Clinton has defended Israel’s use of force against Hamas and dismissed criticisms about “disproportionate force” harming civilians as an unfortunate part of that defense. She has accused Palestinian leaders of allowing Hamas to turn Gaza into “a terrorist haven.” And, speaking at an annual AIPAC convention she said “America can’t ever be neutral when it comes to Israel’s security or survival. “Some things aren’t negotiable,” she said, “and anyone who doesn’t understand that has no business being our president.”
Sanders, by contrast, has called for a more “even-handed approach” that lends more consideration to Palestinian casualties. He’s criticized Israel’s military actions in Gaza as “disproportionate” at the expense of civilians. And he skipped the AIPAC convention, instead laying out his Middle East agenda in Salt Lake City, where he decried Israel’s “occupation” of the West Bank as an impediment to peace. Peace will mean ending what amounts to the occupation of Palestinian territory, establishing mutually agreed upon borders, and pulling back settlements in the West Bank, just as Israel did in Gaza — once considered an unthinkable move on Israel’s part,” he said in March.
Just four years ago Israel was center stage at the Charlotte, N.C., Democratic National convention in 2012. The party caused a big mess when they rewrote the platform, mid-event, to declare Jerusalem to be Israel’s capital. The contentious voice vote drew a chorus of boos from critics who both opposed the policy and questioned the veracity of the unverifiable tally.
This year, similar lines are being drawn between the Clinton and Sanders camps. Last week, during the first meeting of the 15-member Platform Drafting Committee, Sanders’s surrogates promoted the Vermont senator’s calls to include the “occupation” language as part of the official campaign message.
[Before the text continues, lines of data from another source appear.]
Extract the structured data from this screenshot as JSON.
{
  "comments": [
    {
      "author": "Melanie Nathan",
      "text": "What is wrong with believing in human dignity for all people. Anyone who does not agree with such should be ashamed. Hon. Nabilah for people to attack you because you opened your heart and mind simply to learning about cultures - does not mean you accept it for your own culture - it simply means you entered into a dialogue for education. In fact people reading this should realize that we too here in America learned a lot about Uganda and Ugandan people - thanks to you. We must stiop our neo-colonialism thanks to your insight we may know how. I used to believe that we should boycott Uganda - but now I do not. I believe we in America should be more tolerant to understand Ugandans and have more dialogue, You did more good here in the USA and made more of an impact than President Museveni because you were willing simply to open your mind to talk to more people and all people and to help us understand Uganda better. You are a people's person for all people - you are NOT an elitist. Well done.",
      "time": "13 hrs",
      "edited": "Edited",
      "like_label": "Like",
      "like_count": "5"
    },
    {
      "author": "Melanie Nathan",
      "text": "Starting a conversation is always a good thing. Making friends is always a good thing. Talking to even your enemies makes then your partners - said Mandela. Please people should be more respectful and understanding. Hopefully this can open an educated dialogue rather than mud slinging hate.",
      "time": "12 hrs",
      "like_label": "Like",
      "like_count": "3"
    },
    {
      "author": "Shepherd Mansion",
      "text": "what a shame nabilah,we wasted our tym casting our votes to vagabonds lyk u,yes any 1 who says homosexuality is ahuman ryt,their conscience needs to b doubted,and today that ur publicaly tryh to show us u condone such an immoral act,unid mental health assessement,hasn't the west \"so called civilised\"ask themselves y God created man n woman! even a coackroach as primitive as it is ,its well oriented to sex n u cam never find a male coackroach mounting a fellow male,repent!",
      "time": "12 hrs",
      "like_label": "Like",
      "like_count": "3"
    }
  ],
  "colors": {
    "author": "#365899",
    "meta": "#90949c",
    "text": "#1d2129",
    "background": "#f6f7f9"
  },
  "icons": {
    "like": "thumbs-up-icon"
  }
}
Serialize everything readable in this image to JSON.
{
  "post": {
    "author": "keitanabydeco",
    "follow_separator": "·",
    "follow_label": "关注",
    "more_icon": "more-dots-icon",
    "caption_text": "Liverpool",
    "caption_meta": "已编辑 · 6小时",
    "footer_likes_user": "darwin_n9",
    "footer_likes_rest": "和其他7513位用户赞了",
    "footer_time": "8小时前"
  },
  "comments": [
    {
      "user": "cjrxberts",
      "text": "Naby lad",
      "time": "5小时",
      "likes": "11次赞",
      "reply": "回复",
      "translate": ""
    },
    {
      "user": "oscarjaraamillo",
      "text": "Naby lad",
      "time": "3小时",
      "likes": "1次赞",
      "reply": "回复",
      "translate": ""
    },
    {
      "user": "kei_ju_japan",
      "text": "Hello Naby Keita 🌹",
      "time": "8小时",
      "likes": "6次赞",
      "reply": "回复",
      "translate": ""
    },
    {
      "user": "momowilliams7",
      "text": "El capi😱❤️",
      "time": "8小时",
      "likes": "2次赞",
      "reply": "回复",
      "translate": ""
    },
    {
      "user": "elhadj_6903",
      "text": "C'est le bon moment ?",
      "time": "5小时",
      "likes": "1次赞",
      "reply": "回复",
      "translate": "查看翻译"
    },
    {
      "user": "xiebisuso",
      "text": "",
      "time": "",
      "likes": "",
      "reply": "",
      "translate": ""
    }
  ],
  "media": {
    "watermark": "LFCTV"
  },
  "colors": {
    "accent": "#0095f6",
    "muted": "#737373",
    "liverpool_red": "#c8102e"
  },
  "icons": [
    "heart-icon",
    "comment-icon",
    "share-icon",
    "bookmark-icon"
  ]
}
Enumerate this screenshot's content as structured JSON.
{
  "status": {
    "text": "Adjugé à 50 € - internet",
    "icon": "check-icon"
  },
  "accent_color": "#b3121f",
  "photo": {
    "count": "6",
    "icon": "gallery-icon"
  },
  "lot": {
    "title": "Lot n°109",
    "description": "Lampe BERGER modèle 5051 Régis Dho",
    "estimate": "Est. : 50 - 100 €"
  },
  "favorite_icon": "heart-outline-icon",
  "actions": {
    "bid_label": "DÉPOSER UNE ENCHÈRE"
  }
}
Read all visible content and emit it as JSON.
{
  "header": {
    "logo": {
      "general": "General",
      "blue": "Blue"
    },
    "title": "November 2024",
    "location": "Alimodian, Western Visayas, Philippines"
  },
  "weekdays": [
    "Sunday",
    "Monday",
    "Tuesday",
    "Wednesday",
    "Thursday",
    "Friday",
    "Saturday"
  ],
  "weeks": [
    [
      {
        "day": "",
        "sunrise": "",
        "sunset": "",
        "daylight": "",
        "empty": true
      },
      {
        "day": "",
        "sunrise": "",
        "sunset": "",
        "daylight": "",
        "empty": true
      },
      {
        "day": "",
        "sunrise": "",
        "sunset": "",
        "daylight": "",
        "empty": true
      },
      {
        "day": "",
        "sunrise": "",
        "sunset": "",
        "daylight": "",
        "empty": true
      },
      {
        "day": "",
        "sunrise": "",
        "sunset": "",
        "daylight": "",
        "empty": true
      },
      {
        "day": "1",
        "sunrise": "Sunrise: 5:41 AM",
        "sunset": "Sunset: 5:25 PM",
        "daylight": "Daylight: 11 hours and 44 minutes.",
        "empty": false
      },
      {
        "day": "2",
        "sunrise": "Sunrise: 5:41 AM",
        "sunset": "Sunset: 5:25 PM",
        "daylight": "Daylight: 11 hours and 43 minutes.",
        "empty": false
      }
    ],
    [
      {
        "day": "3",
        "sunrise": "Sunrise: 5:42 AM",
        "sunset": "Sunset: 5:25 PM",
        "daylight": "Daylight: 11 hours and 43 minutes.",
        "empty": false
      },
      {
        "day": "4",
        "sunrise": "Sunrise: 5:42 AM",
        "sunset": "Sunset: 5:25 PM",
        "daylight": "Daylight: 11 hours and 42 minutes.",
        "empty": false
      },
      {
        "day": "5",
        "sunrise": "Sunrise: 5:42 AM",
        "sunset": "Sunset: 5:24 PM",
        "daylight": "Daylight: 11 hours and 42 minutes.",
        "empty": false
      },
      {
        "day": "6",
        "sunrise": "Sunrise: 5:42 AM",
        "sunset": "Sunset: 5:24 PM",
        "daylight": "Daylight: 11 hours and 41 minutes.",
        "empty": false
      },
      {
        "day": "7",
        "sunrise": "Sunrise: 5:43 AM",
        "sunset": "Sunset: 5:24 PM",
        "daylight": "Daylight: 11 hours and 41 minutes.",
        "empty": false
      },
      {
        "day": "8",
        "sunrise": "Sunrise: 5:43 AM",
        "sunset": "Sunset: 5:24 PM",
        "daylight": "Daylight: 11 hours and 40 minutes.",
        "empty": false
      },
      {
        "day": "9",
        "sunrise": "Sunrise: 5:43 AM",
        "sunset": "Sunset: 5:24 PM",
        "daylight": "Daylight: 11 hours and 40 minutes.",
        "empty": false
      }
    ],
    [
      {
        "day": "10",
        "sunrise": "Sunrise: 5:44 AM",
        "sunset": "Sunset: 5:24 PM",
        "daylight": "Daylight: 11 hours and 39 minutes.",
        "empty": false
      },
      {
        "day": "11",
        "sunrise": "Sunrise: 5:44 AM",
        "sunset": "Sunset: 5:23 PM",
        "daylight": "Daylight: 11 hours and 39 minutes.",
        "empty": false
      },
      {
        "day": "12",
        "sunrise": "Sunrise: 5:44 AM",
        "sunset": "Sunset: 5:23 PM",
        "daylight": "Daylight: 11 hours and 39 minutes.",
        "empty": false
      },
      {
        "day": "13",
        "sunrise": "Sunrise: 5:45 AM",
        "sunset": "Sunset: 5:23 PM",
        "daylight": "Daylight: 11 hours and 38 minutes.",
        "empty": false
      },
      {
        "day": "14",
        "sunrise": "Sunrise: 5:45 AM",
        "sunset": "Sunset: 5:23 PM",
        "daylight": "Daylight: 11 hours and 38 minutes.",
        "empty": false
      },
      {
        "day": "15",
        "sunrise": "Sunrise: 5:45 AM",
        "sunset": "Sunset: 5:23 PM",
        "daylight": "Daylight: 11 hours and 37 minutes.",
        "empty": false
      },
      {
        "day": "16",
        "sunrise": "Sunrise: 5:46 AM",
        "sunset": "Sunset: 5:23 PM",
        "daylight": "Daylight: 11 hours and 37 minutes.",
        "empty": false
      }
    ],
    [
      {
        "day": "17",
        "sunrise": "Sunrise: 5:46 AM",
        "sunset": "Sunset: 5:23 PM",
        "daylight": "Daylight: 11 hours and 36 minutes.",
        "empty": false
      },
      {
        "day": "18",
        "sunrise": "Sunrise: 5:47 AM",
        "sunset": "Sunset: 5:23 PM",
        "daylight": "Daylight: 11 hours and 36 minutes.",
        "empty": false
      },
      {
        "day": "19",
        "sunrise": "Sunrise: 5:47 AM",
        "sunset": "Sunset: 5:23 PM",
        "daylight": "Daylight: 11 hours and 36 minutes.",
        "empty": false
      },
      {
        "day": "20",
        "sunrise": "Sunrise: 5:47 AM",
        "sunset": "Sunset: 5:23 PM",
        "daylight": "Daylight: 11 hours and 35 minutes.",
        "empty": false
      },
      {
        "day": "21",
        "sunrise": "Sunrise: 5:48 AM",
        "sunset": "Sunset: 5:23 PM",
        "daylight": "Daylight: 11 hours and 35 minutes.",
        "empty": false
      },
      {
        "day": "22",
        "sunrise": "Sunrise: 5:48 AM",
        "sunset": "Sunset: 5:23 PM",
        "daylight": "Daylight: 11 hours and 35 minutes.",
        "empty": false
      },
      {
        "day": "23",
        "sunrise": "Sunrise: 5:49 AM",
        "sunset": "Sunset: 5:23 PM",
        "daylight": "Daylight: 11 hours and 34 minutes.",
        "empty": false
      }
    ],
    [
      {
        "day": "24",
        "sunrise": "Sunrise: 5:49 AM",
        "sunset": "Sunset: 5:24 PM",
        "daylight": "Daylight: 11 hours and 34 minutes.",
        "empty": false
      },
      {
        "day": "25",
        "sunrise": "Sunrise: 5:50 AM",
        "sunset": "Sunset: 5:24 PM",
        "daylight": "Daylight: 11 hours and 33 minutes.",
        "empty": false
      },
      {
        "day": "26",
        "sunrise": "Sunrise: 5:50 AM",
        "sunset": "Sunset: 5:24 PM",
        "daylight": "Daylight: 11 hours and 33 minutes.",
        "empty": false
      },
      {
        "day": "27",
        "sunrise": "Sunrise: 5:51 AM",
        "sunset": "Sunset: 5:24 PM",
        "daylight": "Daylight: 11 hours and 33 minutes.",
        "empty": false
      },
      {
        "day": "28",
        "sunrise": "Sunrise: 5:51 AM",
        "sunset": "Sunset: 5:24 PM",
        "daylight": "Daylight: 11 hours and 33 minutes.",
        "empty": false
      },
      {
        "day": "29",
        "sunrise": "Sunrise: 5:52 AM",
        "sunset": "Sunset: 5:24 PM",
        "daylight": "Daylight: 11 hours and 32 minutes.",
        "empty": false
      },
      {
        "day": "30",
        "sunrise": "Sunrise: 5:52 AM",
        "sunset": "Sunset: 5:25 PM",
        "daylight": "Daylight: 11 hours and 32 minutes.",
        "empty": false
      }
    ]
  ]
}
Team Clinton wanted no part of the language and to say the two sides have a long way to go to be on the same page on the issue of Israel would be an understatement. But the key point here is that Clinton is the party’s nominee and Sanders has a voice in the matter, but in the end it’s not his voice that counts.